Jitter as defined by NIST as the “short term phase variation of the significant instants of a digital signal from their ideal positions in time”. We imagine jitter as a change in the position of a wave-forms rising or falling edge from where it should be (and quite is meant by ‘where it should be’ leads to the different types of jitter that a designer may have to consider – more on this later). The term Jitter is reserved for changes in the signals phase above 10Hz – below 10Hz the term Wander applies. As an oscillator’s signal gets multiplied and filtered, the jitter gets multiplied and filtered as well, and a system’s timing budget can quickly disappear. It is here that we see just how problematic jitter can be and as a consequence is has become a necessity for designers to possess a good understanding of timing jitter and how it will affect their system design.

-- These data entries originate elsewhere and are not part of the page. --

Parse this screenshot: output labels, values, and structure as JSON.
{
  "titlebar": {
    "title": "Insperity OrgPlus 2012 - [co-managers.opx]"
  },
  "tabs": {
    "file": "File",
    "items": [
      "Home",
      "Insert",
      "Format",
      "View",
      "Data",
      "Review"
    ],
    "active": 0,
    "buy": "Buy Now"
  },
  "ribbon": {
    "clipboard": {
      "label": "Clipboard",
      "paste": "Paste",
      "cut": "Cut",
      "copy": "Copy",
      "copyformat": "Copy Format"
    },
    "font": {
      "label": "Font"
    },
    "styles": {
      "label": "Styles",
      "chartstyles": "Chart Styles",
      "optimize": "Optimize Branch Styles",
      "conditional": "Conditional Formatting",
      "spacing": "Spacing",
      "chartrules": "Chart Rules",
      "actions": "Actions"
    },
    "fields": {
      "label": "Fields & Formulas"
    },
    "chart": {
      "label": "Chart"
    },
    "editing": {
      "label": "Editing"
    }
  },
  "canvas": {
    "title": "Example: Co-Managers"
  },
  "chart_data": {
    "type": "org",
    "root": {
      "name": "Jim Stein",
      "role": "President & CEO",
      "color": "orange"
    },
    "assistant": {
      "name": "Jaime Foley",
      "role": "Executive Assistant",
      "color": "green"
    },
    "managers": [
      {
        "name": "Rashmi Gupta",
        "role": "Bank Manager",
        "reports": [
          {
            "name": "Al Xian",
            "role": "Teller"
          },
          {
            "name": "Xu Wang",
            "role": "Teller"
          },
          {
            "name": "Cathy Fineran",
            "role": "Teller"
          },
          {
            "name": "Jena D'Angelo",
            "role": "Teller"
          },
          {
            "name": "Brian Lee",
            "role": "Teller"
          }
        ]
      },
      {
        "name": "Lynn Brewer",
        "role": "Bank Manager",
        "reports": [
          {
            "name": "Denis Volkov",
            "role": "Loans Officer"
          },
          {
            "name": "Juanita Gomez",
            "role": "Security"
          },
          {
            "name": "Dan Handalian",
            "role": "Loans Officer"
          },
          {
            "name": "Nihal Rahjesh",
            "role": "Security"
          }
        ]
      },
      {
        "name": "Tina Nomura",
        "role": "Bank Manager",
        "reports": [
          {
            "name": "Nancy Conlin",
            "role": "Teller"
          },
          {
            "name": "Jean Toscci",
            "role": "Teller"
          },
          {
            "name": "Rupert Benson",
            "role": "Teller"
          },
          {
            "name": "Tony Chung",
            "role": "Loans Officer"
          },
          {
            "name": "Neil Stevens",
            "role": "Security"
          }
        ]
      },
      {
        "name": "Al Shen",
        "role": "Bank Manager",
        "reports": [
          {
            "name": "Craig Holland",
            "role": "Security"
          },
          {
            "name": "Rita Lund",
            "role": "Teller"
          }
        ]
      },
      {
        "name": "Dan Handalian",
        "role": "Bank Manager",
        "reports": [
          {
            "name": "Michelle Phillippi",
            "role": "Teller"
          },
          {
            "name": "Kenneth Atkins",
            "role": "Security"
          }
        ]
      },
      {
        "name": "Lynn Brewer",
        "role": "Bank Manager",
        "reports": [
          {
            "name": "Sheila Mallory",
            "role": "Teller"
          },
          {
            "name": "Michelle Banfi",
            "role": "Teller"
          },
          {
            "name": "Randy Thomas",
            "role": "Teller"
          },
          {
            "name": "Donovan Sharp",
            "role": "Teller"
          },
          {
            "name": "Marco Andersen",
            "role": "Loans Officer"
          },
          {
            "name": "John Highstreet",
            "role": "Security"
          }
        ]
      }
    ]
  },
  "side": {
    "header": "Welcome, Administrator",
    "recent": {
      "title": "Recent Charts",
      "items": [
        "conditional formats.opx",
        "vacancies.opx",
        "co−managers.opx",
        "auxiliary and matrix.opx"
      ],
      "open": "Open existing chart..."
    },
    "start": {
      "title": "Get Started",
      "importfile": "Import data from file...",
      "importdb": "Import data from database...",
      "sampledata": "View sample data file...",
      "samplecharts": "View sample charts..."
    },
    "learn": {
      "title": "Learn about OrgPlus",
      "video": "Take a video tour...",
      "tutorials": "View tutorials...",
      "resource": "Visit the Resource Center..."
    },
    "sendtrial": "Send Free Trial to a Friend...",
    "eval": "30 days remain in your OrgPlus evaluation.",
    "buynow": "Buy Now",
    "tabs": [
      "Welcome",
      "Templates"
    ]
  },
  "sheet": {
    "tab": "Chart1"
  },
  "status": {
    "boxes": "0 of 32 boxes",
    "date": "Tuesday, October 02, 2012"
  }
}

What causes Jitter?
Jitter can be the result of intrinsic noise within the oscillator itself that causes modulation of the signals phase or amplitude, or other disturbances in the system, such as power supply noise (as we have previously covered), thermal noise, vibration, crosstalk or interference from other components and many other factors.
How do we categorize Jitter?
In most discussions, jitter is separated into one of two main categories: Deterministic Jitter and Random Jitter (DJ and RJ). The figure below shoes a quick analysis of jitter including a brief introduction to the different components of DJ and RJ.
Random jitter is an always present phenomenon that cannot always be predicted. The random jitter experienced by a device is a combination of multiple minor factors, including thermal noise, trace width variations, shot noise, flicker, etc. Random jitter is a broadband stochastic Gaussian process that is sometimes referred to as intrinsic noise because it is always present. Random jitter has a normal probability distribution function (PDF) that is unbounded, and cannot maintain a well-defined peak-to-peak value. Instead it is commonly described by its standard deviation. Random jitter is also independent from other sources of jitter, in that its presence does not magnify the effects of other sources of jitter.
Deterministic jitter, sometimes referred to as bounded jitter, is often defined such that if all components of a system were known, then you could accurately predict how much jitter will be observed at each transitional edge. Since deterministic jitter is composed of all other non-random forms of jitter, it does not follow a general distribution function. There is a finite amount of non-random jitter sources, and therefore we can deduce that it has a PDF that is bounded. This allows us to characterize deterministic jitter by its peak-to-peak value (a quantifiable value).
Deterministic jitter can be further broken down into two subcategories: Periodic Jitter and Data-Dependent Jitter. Periodic jitter includes any jitter at a fixed frequency or period. It is easy to measure accurately and appears in the frequency spectrum as distinct peaks. Some good examples of periodic jitter are power supply noise and crosstalk from neighboring data lines. Data-dependent jitter encompasses all jitter whose magnitude is affected by changes in a signal’s duty cycle or clock edges. For example, in a data stream the transition between a 0 and 1 of alternating bits (01010101) is going to be different compared to a transition that follows a long string of identical bits (00011001). As this type of behavior is not present in clocks and oscillators, this form of deterministic jitter is considered a non-factor.
There are many ways to categorize jitter, and while it is important to understand what type of jitter you are observing, it is equally, if not more so, important to be able to measure the different types of jitter so that efforts can be made to filter/remove them and reduce the overall Bit Error Rate (BER) of a system.